• **WHAT THIS TASK INVOLVES**: Print the line containing "Serialize everything readable" and all lines after it to the end of the records below, exactly as written. No pictures.

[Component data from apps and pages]
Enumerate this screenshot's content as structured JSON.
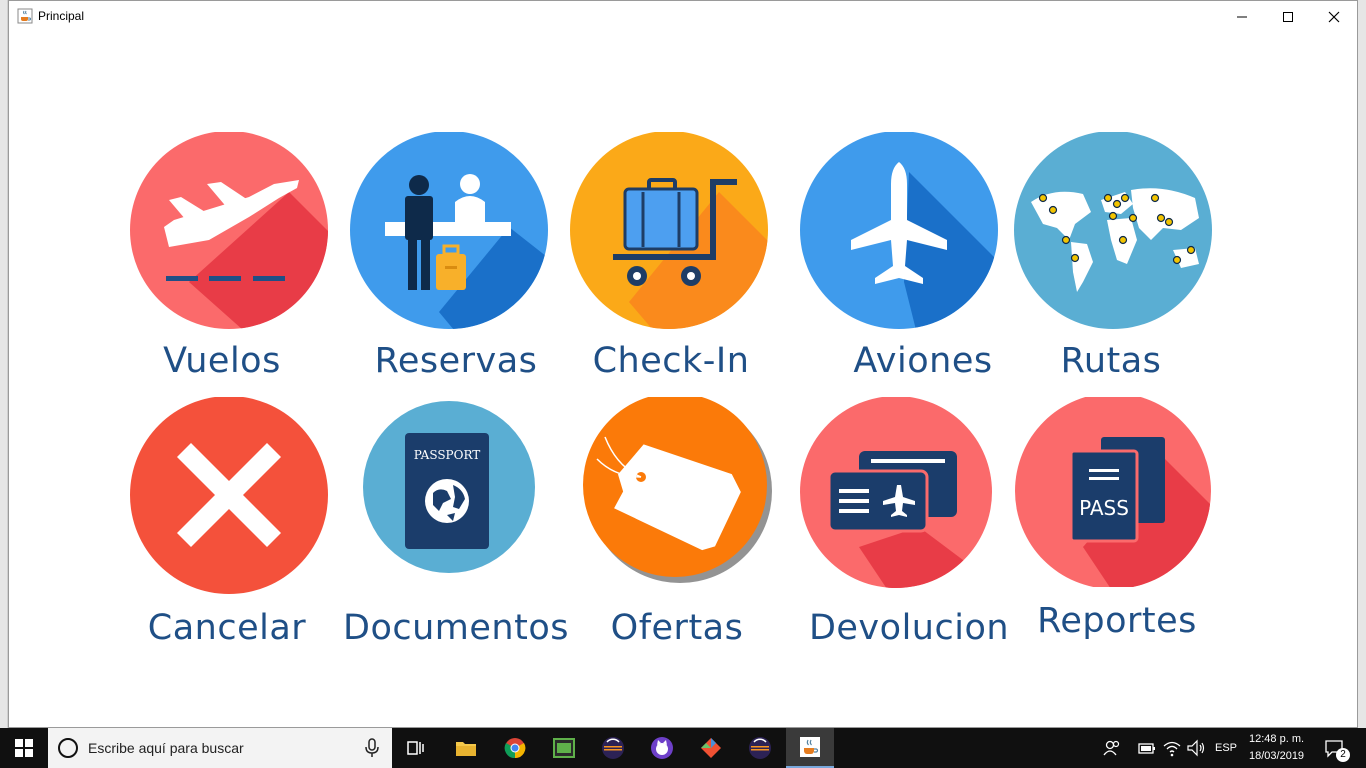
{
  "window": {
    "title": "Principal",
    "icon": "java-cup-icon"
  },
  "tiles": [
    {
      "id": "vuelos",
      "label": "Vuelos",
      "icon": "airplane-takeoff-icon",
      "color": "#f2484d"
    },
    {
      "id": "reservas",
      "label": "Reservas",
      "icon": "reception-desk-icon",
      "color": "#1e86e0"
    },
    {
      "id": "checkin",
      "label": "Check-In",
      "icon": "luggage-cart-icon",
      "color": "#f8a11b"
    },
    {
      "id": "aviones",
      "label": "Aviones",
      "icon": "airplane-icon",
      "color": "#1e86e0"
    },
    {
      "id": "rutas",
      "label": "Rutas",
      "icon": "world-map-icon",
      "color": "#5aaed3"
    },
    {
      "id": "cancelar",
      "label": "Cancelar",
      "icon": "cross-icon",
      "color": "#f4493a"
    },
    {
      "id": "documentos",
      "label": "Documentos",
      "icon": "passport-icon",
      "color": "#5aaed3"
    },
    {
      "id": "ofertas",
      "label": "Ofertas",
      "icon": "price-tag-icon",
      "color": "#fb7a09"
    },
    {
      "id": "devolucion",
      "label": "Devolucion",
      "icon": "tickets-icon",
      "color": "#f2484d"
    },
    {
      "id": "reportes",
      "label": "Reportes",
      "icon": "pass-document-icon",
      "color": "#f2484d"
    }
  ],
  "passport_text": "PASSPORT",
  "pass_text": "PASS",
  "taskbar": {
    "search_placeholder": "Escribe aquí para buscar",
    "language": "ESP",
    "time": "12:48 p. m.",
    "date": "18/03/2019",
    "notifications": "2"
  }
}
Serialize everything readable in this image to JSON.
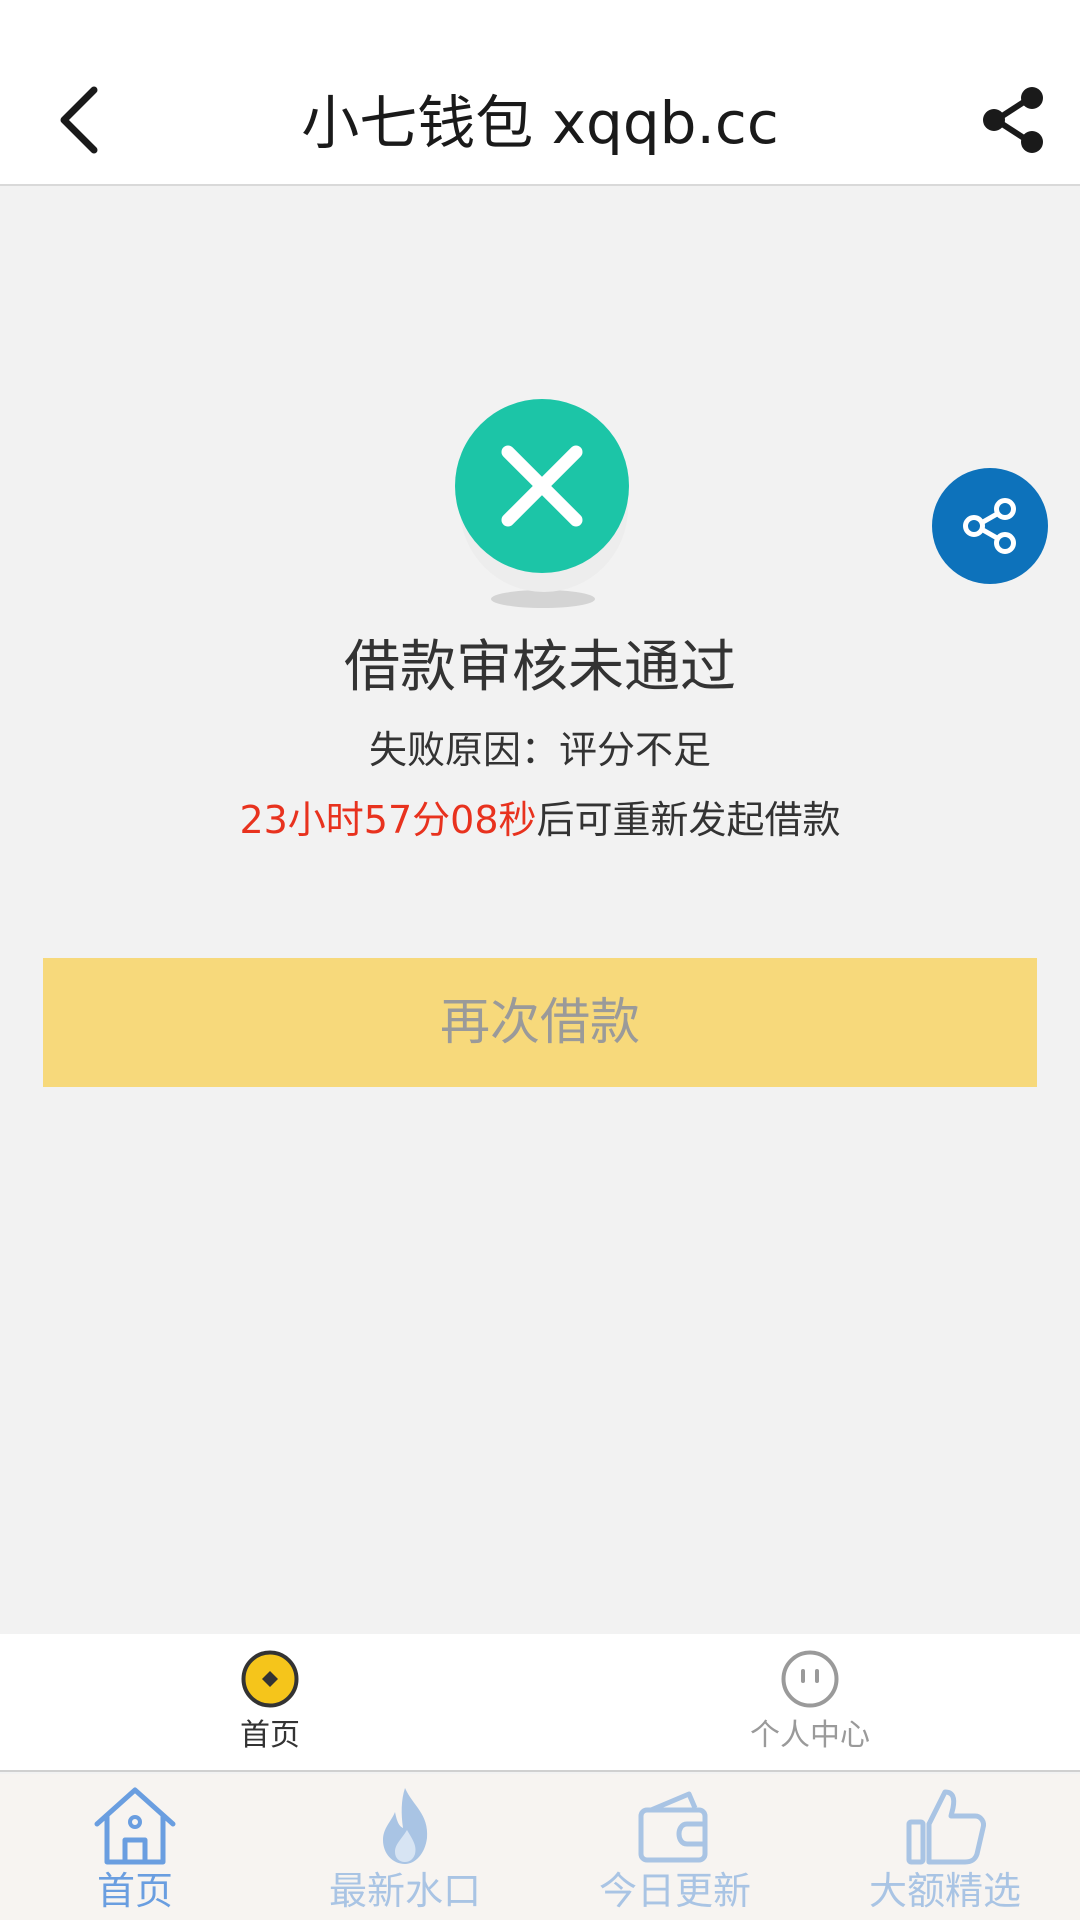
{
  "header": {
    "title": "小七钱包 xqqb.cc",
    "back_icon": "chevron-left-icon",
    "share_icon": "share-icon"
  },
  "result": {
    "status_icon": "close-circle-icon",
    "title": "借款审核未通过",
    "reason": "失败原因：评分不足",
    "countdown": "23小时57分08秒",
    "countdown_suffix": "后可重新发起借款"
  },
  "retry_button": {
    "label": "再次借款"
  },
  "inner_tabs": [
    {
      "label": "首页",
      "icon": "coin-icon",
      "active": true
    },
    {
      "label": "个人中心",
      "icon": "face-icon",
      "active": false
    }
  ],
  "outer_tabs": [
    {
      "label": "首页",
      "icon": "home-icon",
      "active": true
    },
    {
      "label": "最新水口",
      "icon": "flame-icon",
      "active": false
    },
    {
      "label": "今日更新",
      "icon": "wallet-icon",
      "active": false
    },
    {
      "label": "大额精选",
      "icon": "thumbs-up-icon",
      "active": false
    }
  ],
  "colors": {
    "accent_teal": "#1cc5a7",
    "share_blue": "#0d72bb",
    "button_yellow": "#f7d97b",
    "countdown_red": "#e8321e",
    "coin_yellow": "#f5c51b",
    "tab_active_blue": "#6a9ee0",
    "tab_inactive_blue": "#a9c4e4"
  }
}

• **TASK SOLUTION**:
Serialize everything readable in this image to JSON.
{
  "header": {
    "title": "小七钱包 xqqb.cc",
    "back_icon": "chevron-left-icon",
    "share_icon": "share-icon"
  },
  "result": {
    "status_icon": "close-circle-icon",
    "title": "借款审核未通过",
    "reason": "失败原因：评分不足",
    "countdown": "23小时57分08秒",
    "countdown_suffix": "后可重新发起借款"
  },
  "retry_button": {
    "label": "再次借款"
  },
  "inner_tabs": [
    {
      "label": "首页",
      "icon": "coin-icon",
      "active": true
    },
    {
      "label": "个人中心",
      "icon": "face-icon",
      "active": false
    }
  ],
  "outer_tabs": [
    {
      "label": "首页",
      "icon": "home-icon",
      "active": true
    },
    {
      "label": "最新水口",
      "icon": "flame-icon",
      "active": false
    },
    {
      "label": "今日更新",
      "icon": "wallet-icon",
      "active": false
    },
    {
      "label": "大额精选",
      "icon": "thumbs-up-icon",
      "active": false
    }
  ],
  "colors": {
    "accent_teal": "#1cc5a7",
    "share_blue": "#0d72bb",
    "button_yellow": "#f7d97b",
    "countdown_red": "#e8321e",
    "coin_yellow": "#f5c51b",
    "tab_active_blue": "#6a9ee0",
    "tab_inactive_blue": "#a9c4e4"
  }
}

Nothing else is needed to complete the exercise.